Dear Corruption Watch,
I heard that the auditor-general recently released a report on the annual audit of local government entities. Why do we have these audits and what can the report tell us about corruption in our municipalities? Is there any good news?
The annual financial audits of local government entities play a vital role in combating corruption in our municipalities by ensuring accountability of public sector officials and enhancing good governance.
The Auditor-General of South Africa is an independent institution established by the constitution. The current auditor-general is Kimi Makwetu. The auditor-general annually produces audit reports on all government departments, public entities, municipalities and public institutions.
Each year the auditor-general examines the financial statements of each municipality. It looks at whether the statements are a fair presentation of the municipality's financial position or whether there are any material errors or misstatements. The audit also ensures that all performance information is reliable and credible, and checks compliance with the laws and regulations governing financial matters.
There are eight metropolitan municipalities, 44 district municipalities, 226 local municipalities and 62 municipal entities that fall within the local government sphere. In the 2012-13 financial year all municipalities and 41 municipal entities were audited. Together the municipalities and entities have a combined total expenditure of R268-billion, made up of R62-billion for employment costs, R166-billion for goods and services and R40-billion in capital expenditure. This is the taxpayer's money – and it is the auditor-general's task to ensure that the responsible officials can account for every cent.

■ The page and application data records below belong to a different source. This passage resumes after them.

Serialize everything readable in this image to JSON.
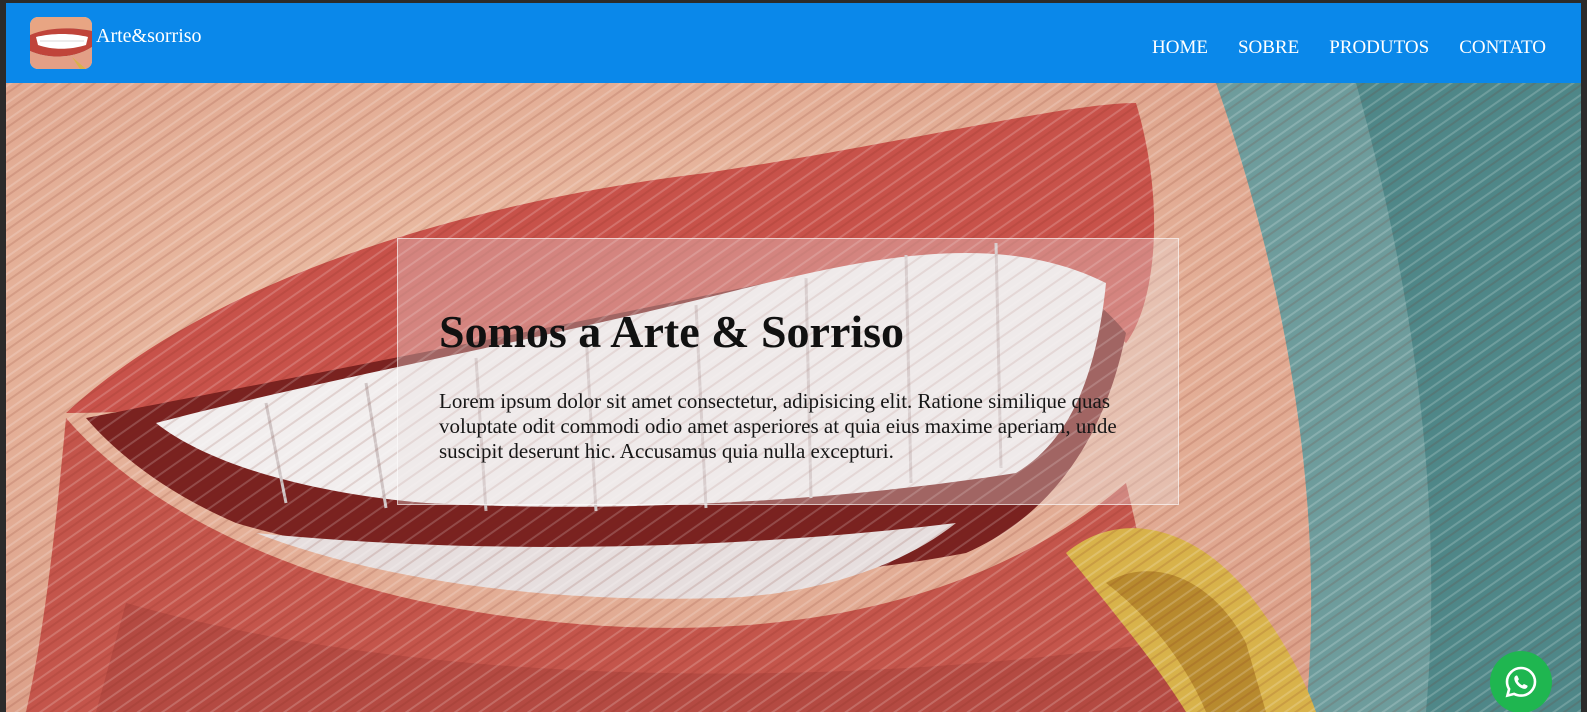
{
  "brand": {
    "name": "Arte&sorriso",
    "logo_icon": "smile-logo-icon"
  },
  "nav": {
    "items": [
      {
        "label": "HOME"
      },
      {
        "label": "SOBRE"
      },
      {
        "label": "PRODUTOS"
      },
      {
        "label": "CONTATO"
      }
    ]
  },
  "hero": {
    "title": "Somos a Arte & Sorriso",
    "text": "Lorem ipsum dolor sit amet consectetur, adipisicing elit. Ratione similique quas voluptate odit commodi odio amet asperiores at quia eius maxime aperiam, unde suscipit deserunt hic. Accusamus quia nulla excepturi.",
    "background_icon": "painted-smile-image"
  },
  "floating": {
    "whatsapp_icon": "whatsapp-icon"
  },
  "colors": {
    "navbar": "#0a88ea",
    "whatsapp": "#1fb650",
    "nav_text": "#ffffff"
  }
}
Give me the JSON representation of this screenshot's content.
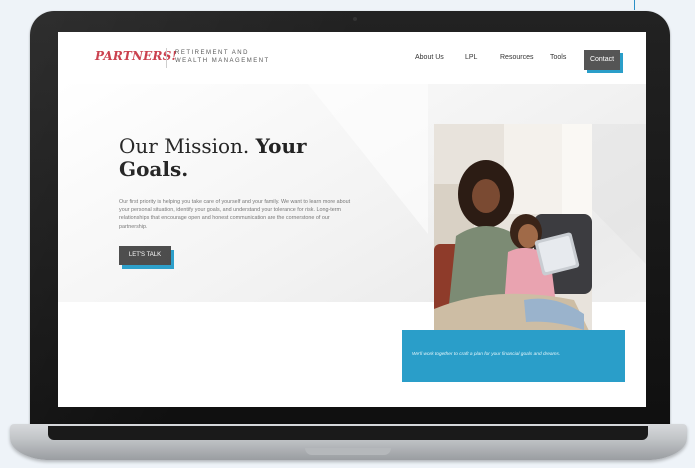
{
  "site": {
    "logo": "PARTNERS!",
    "tagline_line1": "RETIREMENT AND",
    "tagline_line2": "WEALTH MANAGEMENT"
  },
  "nav": {
    "items": [
      "About Us",
      "LPL",
      "Resources",
      "Tools"
    ],
    "contact": "Contact"
  },
  "hero": {
    "headline_part1": "Our Mission.",
    "headline_part2": "Your",
    "headline_part3": "Goals.",
    "body": "Our first priority is helping you take care of yourself and your family. We want to learn more about your personal situation, identify your goals, and understand your tolerance for risk. Long-term relationships that encourage open and honest communication are the cornerstone of our partnership.",
    "cta": "LET'S TALK",
    "caption": "We'll work together to craft a plan for your financial goals and dreams."
  },
  "colors": {
    "accent": "#2a9ec9",
    "logo": "#c93a48",
    "button": "#4a4a4a"
  }
}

The auditor-general announced last month that out of the 319 audits completed, 22 municipalities and eight municipal entities achieved clean audits. This constitutes an overall 9% as compared to the 5% obtained in 2012. There were 63 improvements and only 25 regressions. This is a positive improvement – but there is much work to be done.
In a press statement, the auditor-general commented that there were common factors in the municipalities that achieved clean audits. Officials at these municipalities ensure that any departure from proper procedures or systems could be easily detected and corrected timeously. Managers and leaders are accountable and are able to provide explanations and additional evidence for the transactions and financial statements. These municipalities also have the support of strong oversight by mayors, and councils that back the efforts of municipal managers and chief financial officers.
About 40% of municipalities received financially unqualified opinions with findings. This means that they passed the critical test of fair presentation of financial statements, but that there were instances where they did not follow required processes or lacked transparency. These deviations were largely in supply chain management.
The auditor-general noted with concern the high levels of irregular expenditure – a total of R11.6-billion for the period under review. This was mainly due to the lack of basic controls and the failure to impose appropriate consequences on poorly performing or problematic officials.
The auditor-general warned that these unwanted practices can permeate the environment if not rooted out.
It is difficult to know whether the high levels of wasteful expenditure is a direct result of corruption or caused by a lack of skills and experience. It may be a combination of the two. It is clear that proper financial controls and systems are an important mechanism to shut down opportunities for the abuse of public resources. Not only do the audits root out corruption and expose the responsible officials, but they encourage and facilitate good governance in municipalities.
• This article was first published in Sunday Times: Business Times